Tuesday, February 20, 2018

Wainui Falls

We wanted to drive toward Totaranui and maybe do some of the upper reaches of the Abel Tasman Coastal Track as a day hike, and so drove to Wainui Bay. Along the way we did the pleasant little hike to Wainui Falls.
Wainui Bay

Shrimp plant?

Small waterfall

The waterfall; not very large, but a nice end to a nice, if sometimes
exposed, trail

New entry for Stick Man's Really Bad Day

The Grove, 2018

We visited the Grove in 2014 and had to return. It is merely a couple acres of bush and limestone, but it is fascinating to look at the extent that plants will go to survive at the differential erosion, and at the ongoing struggle between rocks and trees. Trees always win, over the long haul. Anyhow, the place reminded us of Cambodia, Angor Wat, specifically, and some of the temples there half-buried in jungle. No temples here, but still interesting, even the second visit.

Cleft, leading to viewing platform

Thus, tucked into a small ridge between the mountains

And the Bay

Us, there

Whanganui Bay And Beyond

After Whaririki Beach we were in need of a place to camp and so decided to try the 44km gravel road that heads south and over to the west coast, via Whanganui Bay, a swamp or two, some cliffs of interest, and finally the wild Tasman coast. Except for a ranch or two, this is completely undeveloped territory, not as wild as it gets, but wild enough. It was a bit of an explore, although we were guided, as in various other adventures, by Scott Cook's indispensable NZ Frenzy.
A bit of the enormous Whanganui Bay, at low tide mostly, and
mostly mud flats

Interesting cliffs and karst formations along the drive, a great
gravel road

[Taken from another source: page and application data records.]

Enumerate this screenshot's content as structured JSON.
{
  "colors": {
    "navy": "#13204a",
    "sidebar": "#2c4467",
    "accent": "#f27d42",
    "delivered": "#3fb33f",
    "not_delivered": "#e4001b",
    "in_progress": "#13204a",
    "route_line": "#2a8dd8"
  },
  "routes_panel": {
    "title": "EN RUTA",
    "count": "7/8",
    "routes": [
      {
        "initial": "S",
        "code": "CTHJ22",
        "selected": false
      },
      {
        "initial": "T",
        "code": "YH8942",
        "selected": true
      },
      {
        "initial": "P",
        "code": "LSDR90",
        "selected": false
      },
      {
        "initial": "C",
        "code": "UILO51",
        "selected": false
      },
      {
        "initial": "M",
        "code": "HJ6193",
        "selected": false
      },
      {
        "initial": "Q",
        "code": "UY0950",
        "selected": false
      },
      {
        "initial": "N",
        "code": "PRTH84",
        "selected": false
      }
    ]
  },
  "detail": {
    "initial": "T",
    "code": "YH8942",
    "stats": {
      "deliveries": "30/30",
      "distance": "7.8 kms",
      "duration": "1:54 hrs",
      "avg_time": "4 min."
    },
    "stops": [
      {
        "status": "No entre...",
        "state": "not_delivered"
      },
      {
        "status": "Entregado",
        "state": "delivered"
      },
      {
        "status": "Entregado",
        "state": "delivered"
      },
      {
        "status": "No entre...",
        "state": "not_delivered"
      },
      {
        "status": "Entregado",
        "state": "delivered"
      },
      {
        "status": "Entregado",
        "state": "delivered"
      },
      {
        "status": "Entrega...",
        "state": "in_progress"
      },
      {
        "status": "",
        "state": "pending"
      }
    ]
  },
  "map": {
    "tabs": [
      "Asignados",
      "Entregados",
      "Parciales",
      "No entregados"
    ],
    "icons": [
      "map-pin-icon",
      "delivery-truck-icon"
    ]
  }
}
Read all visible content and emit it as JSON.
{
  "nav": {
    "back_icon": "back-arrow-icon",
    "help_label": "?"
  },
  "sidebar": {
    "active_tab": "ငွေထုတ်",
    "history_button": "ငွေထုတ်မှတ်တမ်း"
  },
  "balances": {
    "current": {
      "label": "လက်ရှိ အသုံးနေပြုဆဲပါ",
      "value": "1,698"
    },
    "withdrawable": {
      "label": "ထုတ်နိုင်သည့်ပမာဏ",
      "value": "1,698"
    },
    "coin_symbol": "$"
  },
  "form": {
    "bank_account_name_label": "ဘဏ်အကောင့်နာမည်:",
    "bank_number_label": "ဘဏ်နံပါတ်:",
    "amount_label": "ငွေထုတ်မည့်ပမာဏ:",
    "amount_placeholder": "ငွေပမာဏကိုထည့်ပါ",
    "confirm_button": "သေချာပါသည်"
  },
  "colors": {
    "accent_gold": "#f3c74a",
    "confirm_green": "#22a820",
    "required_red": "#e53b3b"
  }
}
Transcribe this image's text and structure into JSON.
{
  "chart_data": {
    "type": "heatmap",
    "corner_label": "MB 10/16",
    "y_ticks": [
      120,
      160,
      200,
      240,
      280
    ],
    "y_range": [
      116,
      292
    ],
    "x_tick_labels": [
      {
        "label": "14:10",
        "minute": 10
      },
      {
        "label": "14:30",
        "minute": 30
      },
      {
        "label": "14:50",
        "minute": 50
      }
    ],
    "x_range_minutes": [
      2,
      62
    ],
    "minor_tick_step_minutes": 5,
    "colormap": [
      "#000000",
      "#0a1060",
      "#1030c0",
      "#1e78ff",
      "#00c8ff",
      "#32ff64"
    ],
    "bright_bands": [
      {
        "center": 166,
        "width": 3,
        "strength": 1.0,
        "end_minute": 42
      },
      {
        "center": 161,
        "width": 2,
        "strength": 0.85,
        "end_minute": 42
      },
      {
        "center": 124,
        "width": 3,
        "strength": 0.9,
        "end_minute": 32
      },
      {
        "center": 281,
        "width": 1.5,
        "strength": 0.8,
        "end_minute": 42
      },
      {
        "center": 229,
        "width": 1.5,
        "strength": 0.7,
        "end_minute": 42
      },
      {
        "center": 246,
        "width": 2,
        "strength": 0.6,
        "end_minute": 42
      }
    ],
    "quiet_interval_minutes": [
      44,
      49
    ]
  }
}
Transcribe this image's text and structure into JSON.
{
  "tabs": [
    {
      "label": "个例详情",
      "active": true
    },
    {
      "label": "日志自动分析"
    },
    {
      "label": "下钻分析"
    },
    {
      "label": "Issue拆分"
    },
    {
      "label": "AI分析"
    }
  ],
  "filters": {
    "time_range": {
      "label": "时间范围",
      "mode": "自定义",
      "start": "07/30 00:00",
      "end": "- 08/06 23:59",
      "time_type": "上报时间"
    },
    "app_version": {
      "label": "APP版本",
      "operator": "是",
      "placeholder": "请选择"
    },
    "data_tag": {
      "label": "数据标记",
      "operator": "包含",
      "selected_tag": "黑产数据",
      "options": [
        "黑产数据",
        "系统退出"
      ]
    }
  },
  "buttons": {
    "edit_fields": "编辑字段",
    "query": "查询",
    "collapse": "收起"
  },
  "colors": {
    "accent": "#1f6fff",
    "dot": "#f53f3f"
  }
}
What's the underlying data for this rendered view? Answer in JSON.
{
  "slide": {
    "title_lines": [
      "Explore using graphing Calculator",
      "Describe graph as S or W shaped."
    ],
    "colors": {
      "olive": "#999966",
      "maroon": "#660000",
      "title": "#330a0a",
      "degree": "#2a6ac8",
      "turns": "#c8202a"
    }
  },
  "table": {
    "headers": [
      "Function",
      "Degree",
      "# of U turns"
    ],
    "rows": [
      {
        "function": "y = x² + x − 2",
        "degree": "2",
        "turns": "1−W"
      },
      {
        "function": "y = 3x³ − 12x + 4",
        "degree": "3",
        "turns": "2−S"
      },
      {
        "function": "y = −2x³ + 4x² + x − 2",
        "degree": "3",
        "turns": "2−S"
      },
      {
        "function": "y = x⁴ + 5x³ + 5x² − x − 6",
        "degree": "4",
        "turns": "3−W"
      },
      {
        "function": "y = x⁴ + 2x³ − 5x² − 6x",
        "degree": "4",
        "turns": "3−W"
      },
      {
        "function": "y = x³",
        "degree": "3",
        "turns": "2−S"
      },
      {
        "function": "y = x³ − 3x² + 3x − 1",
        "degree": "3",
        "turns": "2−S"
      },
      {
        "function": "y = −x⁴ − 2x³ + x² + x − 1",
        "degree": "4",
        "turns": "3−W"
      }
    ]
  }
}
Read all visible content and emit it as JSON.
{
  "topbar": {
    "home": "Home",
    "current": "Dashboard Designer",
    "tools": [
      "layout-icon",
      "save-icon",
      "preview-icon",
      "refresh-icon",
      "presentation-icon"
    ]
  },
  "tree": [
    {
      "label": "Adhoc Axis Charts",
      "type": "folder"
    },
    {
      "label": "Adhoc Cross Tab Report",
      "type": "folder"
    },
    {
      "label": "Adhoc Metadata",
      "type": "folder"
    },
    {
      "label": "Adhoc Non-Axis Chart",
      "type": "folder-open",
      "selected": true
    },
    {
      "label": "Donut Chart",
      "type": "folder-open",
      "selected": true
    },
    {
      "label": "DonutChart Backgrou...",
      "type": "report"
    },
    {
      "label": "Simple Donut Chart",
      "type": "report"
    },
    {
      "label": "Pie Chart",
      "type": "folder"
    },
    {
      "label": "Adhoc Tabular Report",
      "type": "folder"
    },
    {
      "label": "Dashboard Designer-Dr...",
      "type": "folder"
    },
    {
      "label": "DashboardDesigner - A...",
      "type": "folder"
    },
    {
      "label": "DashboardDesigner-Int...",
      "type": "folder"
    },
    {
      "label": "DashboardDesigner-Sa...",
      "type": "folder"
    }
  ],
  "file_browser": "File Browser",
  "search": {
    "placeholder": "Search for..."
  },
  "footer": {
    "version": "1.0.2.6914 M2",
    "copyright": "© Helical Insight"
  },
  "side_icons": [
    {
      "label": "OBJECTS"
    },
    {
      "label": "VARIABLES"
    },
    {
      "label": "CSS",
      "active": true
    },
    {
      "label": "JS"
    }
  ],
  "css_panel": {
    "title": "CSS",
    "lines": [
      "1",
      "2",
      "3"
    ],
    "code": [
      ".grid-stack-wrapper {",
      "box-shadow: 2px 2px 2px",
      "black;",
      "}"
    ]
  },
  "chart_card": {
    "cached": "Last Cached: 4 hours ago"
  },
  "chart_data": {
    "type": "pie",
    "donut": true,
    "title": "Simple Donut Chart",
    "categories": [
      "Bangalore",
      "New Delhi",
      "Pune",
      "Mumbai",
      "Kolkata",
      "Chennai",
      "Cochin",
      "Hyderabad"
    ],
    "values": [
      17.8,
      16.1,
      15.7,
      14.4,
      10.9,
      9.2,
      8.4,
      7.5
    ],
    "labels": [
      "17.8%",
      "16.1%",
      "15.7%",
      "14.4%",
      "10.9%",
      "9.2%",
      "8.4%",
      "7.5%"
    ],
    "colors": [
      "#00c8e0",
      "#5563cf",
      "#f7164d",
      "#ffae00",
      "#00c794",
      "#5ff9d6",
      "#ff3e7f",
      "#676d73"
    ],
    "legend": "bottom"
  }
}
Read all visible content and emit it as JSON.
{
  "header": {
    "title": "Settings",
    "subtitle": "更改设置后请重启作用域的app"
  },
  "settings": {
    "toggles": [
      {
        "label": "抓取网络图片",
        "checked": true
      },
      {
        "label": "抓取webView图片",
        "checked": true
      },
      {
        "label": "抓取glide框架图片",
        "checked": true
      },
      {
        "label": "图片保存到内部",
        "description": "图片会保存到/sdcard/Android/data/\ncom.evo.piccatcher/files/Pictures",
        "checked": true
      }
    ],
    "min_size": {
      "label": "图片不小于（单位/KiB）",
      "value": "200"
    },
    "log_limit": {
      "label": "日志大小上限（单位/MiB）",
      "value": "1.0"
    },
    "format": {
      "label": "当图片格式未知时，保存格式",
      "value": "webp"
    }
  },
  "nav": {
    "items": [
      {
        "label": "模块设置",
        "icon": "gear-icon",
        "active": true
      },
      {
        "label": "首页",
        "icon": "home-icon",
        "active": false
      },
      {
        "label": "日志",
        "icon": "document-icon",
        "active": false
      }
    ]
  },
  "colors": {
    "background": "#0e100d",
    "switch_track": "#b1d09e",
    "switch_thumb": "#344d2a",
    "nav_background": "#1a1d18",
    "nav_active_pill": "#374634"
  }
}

After the Bay and the swamp, finally a view of the coast and
the sea

The mist from the crashing surf making visibility pretty limited

The road does not go ever on from its junction with the Anatori
River; there is a ford, of sorts, but not for us or for ordinary
vehicles; we stopped just short of the beach and camped there

In the company of two partying Kiwi families

The surf was perhaps a quarter mile away but audible through
the night

Next morning we drove up and around to the beach; a primitive
DOC campground was there

Bush; note the interesting palms

Wild Tasman Sea

More cliffs

A big cave in the limestone

Not exploring this one, however

Big dune hill...but those black things cascading down...are tires!

Another cave

10-11 km from the Anatori is another huge, accessible beach

Driftwood everywhere

We pondered waiting a few hours for the low tide to begin
registering and going for a walk south along the cliffs...but
decided we'd had enough adventure

Plus the visibility remained poor

And so we moved on, back to civilization

And enjoyed seeing Whanganui Bay with water in it

Even a maelstrom with the tidal change

Definitely a do-again kind of place